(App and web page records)
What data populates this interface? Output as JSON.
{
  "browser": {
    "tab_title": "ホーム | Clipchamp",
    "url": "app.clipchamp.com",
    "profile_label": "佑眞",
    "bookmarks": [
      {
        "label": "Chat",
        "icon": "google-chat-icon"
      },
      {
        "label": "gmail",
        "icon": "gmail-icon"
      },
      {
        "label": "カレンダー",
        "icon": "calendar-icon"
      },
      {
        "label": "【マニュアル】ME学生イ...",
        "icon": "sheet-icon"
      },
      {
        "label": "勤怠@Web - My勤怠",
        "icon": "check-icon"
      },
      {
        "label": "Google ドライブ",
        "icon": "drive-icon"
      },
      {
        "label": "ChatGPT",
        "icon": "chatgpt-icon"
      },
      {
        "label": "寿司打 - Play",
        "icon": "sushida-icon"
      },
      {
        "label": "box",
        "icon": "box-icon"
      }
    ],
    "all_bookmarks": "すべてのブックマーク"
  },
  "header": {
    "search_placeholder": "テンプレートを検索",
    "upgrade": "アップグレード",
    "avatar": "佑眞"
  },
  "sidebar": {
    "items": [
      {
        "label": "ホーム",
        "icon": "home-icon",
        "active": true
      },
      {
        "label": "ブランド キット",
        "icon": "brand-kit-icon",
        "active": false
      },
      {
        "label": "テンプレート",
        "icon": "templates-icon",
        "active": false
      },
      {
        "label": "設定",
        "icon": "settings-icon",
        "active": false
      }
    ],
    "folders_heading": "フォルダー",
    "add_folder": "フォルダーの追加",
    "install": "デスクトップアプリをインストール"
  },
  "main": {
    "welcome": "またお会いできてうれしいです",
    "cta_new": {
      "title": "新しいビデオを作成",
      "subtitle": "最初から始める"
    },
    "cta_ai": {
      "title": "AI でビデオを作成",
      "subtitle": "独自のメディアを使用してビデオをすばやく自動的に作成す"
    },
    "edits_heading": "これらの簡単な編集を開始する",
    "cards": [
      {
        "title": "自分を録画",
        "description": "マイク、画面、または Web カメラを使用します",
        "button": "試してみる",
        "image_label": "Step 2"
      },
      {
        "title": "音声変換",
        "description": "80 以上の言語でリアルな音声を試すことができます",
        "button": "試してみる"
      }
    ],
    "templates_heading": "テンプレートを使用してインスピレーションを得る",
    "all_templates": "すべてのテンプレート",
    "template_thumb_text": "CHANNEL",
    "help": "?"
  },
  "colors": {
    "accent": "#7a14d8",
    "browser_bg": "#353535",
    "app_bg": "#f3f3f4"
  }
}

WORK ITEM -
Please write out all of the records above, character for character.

ANSWER BOX -
What data populates this interface? Output as JSON.
{
  "browser": {
    "tab_title": "ホーム | Clipchamp",
    "url": "app.clipchamp.com",
    "profile_label": "佑眞",
    "bookmarks": [
      {
        "label": "Chat",
        "icon": "google-chat-icon"
      },
      {
        "label": "gmail",
        "icon": "gmail-icon"
      },
      {
        "label": "カレンダー",
        "icon": "calendar-icon"
      },
      {
        "label": "【マニュアル】ME学生イ...",
        "icon": "sheet-icon"
      },
      {
        "label": "勤怠@Web - My勤怠",
        "icon": "check-icon"
      },
      {
        "label": "Google ドライブ",
        "icon": "drive-icon"
      },
      {
        "label": "ChatGPT",
        "icon": "chatgpt-icon"
      },
      {
        "label": "寿司打 - Play",
        "icon": "sushida-icon"
      },
      {
        "label": "box",
        "icon": "box-icon"
      }
    ],
    "all_bookmarks": "すべてのブックマーク"
  },
  "header": {
    "search_placeholder": "テンプレートを検索",
    "upgrade": "アップグレード",
    "avatar": "佑眞"
  },
  "sidebar": {
    "items": [
      {
        "label": "ホーム",
        "icon": "home-icon",
        "active": true
      },
      {
        "label": "ブランド キット",
        "icon": "brand-kit-icon",
        "active": false
      },
      {
        "label": "テンプレート",
        "icon": "templates-icon",
        "active": false
      },
      {
        "label": "設定",
        "icon": "settings-icon",
        "active": false
      }
    ],
    "folders_heading": "フォルダー",
    "add_folder": "フォルダーの追加",
    "install": "デスクトップアプリをインストール"
  },
  "main": {
    "welcome": "またお会いできてうれしいです",
    "cta_new": {
      "title": "新しいビデオを作成",
      "subtitle": "最初から始める"
    },
    "cta_ai": {
      "title": "AI でビデオを作成",
      "subtitle": "独自のメディアを使用してビデオをすばやく自動的に作成す"
    },
    "edits_heading": "これらの簡単な編集を開始する",
    "cards": [
      {
        "title": "自分を録画",
        "description": "マイク、画面、または Web カメラを使用します",
        "button": "試してみる",
        "image_label": "Step 2"
      },
      {
        "title": "音声変換",
        "description": "80 以上の言語でリアルな音声を試すことができます",
        "button": "試してみる"
      }
    ],
    "templates_heading": "テンプレートを使用してインスピレーションを得る",
    "all_templates": "すべてのテンプレート",
    "template_thumb_text": "CHANNEL",
    "help": "?"
  },
  "colors": {
    "accent": "#7a14d8",
    "browser_bg": "#353535",
    "app_bg": "#f3f3f4"
  }
}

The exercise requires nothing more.